Cast: Brian Cox, Emile Hirsch, Ophelia Lovibond
Director: André Øvredal
Nutshell:  Every autopsy has a story to tell….Jane Doe’s story is one you don’t want to know!  Tense, effective and genuinely scary.

 

With the passage of time, horror movies must evolve in order to retain their potency though there are basic elementary “rules” that have remained constant over the years.  Rules like less is always more and to never reveal too much of your monster and to let the audiences imagination run amok with its own dark thoughts.  The 70s wave of horror was rebounding off the horrors of the Vietnam war that had bought some of the visceral horrors of war into middle class America’s living rooms.

Horror films evolved to reflect other real life horrors and we had a wave of economic recession oriented horror movies followed more recently with the post 9/11 wave of horrors with zombie invasions and the Saw/Hostel movies and torture porn as a grim reminder of Abu Ghraib.  Everything eventually grows familiar and horror movies have the burden of attempting to put a new twist on the old wheel in order to remain relevant and effective.

Old wine in new bottles is very much the way to go, but it has to be presented with a slant that is unfamiliar and thus leaves its audience on unfamiliar ground.  In horror movies, unfamiliar is half the battle won. So here you have what is in essence a good old fashioned Haunted House ghost story but with a fresh twist that takes a classic horror genre and cooks it up as a new recipe with fresh, potent spices infusing the old pudding with some wonderful new flavours to savour.

The film starts with a suburban house visited by a brutal crime and blood splattered corpses litter the once pristine home that now resembles a war-zone.  One body is discovered in the basement, half buried and without a scratch anywhere on the body nor any visible drop of blood.  There is no sign of whom she might have been and appears to be unconnected to the inhabitants of the house.  Tellingly one of the cops that discovers the body remarks that this corpse is totally unlike the others who all appeared to be somehow desperate to get out.

The corpse of this Jane Doe is wheeled into a mortuary run by a father and son team with the son very much the green member of the duo and the father very much the gnarled old expert.  Together they listen to rock music while dismantling their cadavers and while doing so discovering the tale of their demise.  Each corpse has a story to tell and the autopsy is that revelation.  Jane Doe’s case is perplexing though and as the father son team unravel the truth about her, the more they are plunged into a spiralling world of appalling horror. Her story is about to become their story with terrifying results.
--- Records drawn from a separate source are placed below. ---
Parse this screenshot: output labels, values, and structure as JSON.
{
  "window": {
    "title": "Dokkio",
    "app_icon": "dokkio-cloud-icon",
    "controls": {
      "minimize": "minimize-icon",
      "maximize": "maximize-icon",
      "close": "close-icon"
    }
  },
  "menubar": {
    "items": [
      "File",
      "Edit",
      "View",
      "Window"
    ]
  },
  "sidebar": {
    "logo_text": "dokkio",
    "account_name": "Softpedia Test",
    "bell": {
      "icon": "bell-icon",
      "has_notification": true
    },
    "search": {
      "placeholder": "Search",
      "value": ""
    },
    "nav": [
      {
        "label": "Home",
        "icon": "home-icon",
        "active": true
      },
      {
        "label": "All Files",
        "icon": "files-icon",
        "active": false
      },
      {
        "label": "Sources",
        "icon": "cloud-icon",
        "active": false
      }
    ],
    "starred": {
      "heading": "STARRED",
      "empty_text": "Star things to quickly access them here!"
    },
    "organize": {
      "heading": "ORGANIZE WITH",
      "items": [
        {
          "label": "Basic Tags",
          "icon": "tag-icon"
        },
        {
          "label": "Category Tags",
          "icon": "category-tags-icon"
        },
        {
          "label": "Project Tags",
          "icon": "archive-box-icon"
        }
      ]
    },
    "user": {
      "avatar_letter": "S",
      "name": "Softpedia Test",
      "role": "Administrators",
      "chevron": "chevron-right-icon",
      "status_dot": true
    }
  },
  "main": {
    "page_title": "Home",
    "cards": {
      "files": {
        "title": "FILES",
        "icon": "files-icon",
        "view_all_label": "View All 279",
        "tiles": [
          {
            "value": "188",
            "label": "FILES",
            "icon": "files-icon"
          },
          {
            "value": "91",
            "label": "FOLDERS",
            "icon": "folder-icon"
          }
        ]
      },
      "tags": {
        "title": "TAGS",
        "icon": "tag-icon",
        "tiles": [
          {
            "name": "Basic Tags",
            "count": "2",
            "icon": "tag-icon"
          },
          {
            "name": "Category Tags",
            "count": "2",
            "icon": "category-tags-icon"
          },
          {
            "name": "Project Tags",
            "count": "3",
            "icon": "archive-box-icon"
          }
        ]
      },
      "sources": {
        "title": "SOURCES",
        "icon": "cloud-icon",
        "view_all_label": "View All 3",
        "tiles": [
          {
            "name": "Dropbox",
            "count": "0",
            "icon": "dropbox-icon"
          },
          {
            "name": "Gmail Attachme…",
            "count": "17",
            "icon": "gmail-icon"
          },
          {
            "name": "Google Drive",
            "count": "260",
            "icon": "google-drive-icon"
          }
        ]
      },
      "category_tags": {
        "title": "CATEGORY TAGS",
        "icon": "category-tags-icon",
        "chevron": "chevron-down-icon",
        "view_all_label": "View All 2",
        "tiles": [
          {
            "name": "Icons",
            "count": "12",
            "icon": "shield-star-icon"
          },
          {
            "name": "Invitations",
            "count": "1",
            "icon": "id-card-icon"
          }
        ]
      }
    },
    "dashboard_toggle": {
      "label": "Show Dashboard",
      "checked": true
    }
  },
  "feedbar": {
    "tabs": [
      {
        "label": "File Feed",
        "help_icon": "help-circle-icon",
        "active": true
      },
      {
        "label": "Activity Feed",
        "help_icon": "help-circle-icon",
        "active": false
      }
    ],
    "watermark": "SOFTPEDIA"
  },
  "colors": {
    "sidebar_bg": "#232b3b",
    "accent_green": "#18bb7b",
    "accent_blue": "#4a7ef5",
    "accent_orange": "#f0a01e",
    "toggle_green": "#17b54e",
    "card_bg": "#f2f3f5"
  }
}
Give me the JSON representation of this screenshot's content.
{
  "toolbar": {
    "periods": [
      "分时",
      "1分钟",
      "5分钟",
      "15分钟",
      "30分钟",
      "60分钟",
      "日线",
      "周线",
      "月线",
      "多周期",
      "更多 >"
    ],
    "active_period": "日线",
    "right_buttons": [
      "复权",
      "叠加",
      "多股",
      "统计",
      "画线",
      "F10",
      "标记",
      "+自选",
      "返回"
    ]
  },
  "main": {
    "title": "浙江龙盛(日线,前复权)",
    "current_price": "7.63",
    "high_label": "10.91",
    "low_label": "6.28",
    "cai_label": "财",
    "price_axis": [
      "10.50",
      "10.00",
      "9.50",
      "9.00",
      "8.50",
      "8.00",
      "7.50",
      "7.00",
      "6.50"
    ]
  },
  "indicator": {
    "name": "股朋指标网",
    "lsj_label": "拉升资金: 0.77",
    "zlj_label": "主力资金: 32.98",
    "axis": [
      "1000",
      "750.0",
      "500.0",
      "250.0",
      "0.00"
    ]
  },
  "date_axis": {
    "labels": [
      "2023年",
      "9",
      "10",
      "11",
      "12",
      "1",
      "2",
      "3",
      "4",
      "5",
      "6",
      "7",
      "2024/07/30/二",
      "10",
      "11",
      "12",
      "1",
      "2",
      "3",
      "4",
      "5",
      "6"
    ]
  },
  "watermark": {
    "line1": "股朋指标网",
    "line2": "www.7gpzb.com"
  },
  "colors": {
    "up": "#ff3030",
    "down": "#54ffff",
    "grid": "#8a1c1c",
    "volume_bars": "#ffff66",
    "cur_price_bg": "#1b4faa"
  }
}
The movie draws its viewer slowly in as the puzzle of Jane Doe is slowly unearthed with increasing tension and unease.  The acting remains rock solid as the shocks start to mount with one or two capable of startling even the most jaded horror movie veteran.  The last half hour lays it on thick and for a moment or two the film degenerates into familiarity but not enough to stop it from being elevated to among the most effective and scary films of the last few years and easily surpassing the increasingly familiar tales spun by the current king of the horror scene James Wan.

The Autopsy of Jane Doe effectively and quite brilliantly takes an old horror sub genre and rearranges or even remixes it to delightful effect and the result is one of the most effective mainstream horror films to emerge for a while. Most entertaining and dare we say, even rather scary.